*Thank you to Ciarra Smyth and Netgalley for my copy of this book*
*Thank you to Robert & Penguin for allowing me the opportunity to be part of the blog tour*
When Aideen agrees to help ambitious class swot Maebh Kowalska deal with her crazy workload, she doesn’t expect to end up reluctantly pushing Maebh down the stairs. With this, Aideen becomes the school ‘fixer’: any problem a student has, Aideen will sort it out, from stealing confiscated mobiles to breaking into parties. All she asks for is a favour in return. But Aideen’s own life is a mess – her mam’s drinking again, her BFF Holly is avoiding her and she’s skipping school. Spending more time with the uptight (but annoyingly cute) Maebh and chatterbox Kavi, Aideen starts to wonder: can every problem be solved?
Not My Problem is the first book of Ciara’s, I have had the pleasure of reading, leading me to immediately read her debut The Falling in Love Montage (review coming soon) straight after reading the final pages of Aideen’s story. It is absolutely safe to say that Ciara has fast become one of my new favourite authors of this year and I can’t wait to follow and fall in love with her projects in the future.
If Aideen didn’t have you smitten from the very first pages, then something has definitely gone wrong somewhere, as she is an absolute icon and a young woman that other young people are definitely going to idolise and aspire to be. Whilst her feisty attitude is hilarious and admirable, there is also a lot of depth behind it and soon you begin to realise that it is a defence mechanism to protect herself and her mum from social services. Witnessing Aideen’s family circumstances, it is easy to understand why she doesn’t allow herself to trust very easily and never let her guard down around other people. On school grounds, she portrayed that persona of herself who looked like she had her life together and she was unbothered by certain aspects of her lives that the teachers worried about, however, behind closed doors, you could see that Aideen was bothered about certain situations more than she showed and I just wanted to squeeze her in a massive hug and let her know that everything was going to be okay.

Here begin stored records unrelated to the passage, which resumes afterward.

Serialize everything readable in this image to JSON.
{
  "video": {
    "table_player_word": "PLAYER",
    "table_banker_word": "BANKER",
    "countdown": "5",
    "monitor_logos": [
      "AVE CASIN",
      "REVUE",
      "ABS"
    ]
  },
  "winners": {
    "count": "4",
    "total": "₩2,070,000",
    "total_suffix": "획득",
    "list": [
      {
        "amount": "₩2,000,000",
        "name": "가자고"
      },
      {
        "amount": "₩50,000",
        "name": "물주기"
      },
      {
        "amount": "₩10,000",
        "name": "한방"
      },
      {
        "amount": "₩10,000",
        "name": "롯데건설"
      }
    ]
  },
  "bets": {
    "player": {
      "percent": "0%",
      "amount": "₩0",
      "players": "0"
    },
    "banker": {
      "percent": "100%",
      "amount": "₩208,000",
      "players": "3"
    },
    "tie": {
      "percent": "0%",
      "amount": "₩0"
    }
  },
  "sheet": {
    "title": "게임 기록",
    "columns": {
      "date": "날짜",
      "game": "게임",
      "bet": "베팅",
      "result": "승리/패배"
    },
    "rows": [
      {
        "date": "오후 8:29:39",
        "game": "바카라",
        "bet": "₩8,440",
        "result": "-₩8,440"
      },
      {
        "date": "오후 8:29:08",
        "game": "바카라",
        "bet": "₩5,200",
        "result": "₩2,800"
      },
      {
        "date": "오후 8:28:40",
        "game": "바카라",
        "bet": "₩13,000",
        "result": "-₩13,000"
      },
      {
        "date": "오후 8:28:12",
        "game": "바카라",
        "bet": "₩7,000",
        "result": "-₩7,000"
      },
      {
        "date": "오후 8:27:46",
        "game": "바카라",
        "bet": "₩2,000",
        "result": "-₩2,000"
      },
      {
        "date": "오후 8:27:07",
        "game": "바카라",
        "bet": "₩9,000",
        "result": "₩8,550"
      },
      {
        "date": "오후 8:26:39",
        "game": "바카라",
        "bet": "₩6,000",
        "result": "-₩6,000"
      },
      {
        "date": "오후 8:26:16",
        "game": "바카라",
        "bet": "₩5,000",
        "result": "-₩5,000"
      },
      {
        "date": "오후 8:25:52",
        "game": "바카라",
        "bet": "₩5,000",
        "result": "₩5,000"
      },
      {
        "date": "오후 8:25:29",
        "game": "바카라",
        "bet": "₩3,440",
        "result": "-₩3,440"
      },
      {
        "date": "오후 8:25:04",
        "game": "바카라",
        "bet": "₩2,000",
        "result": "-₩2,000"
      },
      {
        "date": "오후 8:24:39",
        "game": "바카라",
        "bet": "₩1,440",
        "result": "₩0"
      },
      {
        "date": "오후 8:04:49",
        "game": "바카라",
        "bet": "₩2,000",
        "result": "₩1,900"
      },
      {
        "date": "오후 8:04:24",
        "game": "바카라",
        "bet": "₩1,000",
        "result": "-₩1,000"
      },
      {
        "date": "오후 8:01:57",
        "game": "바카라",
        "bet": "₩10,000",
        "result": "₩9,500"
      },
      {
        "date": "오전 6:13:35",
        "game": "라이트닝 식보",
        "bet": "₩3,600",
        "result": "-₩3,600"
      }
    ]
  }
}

There was many sensitive topics woven within Aideen’s story and Ciara did an amazing job dealing with it and providing Aideen with a wonderful set of friends that were willing to help her through it, despite her arguments against any support. I think what I loved the most about Aideen was that from an outside perspective, she appears to be a very bitter and unlikeable character, however, reading from her perspective allowed the reader to sympathise and understand the reasons behind the way she is. She is a young woman, trying to navigate life, whilst also having to grow up too quickly, in order to take care of her mam and that’s when her sarcastic, witty banter comes out to play most. There were many times where I found myself giggling at the dynamics between Aideen and Ms Devlin – they had a very mother/daughter type of relationship, which I think definitely helped Aideen’s character development throughout the story, whether she liked it or not. Ciara does an amazing job with creating Aideen’s sense of humour, the dialogue is so funny at times and she has really placed herself in to the mind of a teenager.
Now, where to start on the dynamics between Aideen and Maebh!? Maebh is Aideen’s love interest and a complicated one at that. She has extremely similar traits to Aideen, which can either bring two people together or allow them to clash. Like Aideen, Maebh is a stubborn young woman, but in the most admirable of ways – she has her beliefs and her morals, never letting anybody sway her mind elsewhere, in order to “fit in”. This may have made her unlikeable towards the other students, however, sticking to what you believe is so important and quite frankly, trying to be in with the crowd is highly overrated! Another lovely addition to Aideen’s new friendship group was Kavi. My gosh, was he absolutely adorable! You knew a chapter was going to be great when he made an appearance, he literally is like when someone walks in to a room, everything and everyone lights up! The friendship between Aideen, Maebh and Kavi was so unexpected, yet so unbelievably precious, to the point I felt emotional sometimes during their bonding. I especially loved the scene where they all hid away in a bathtub during a house party; it was extremely raw and vulnerable, allowing the readers in to a deeper understanding of each one of them and also witnessing their connection grow stronger.
Not My Problem is an absolutely delightful book, in which we are opened up to a world full of authentic and vulnerable characters, in which, despite Aideen’s talents at fixing problems, displays that not everything can be fixed immediately and most of the time, it can take a long journey to get to where you want to be. It explores complex relationships between friends and family, allowing many readers to be able to relate to multiple characters and feel seen. Whilst there are scenes that are harder to read than others, Ciara balances those out perfectly with humour, romance and a light at the end of the tunnel. The lesbian representation was lovely throughout and the conversations/scenes around sexuality were enjoyable. I loved this book so much and Aideen is a character who has found a small place in my heart forever. I just know that she is going to be so important to a lot of young adults around the world and it warms my heart just thinking about the ways she is going to change many people’s lives.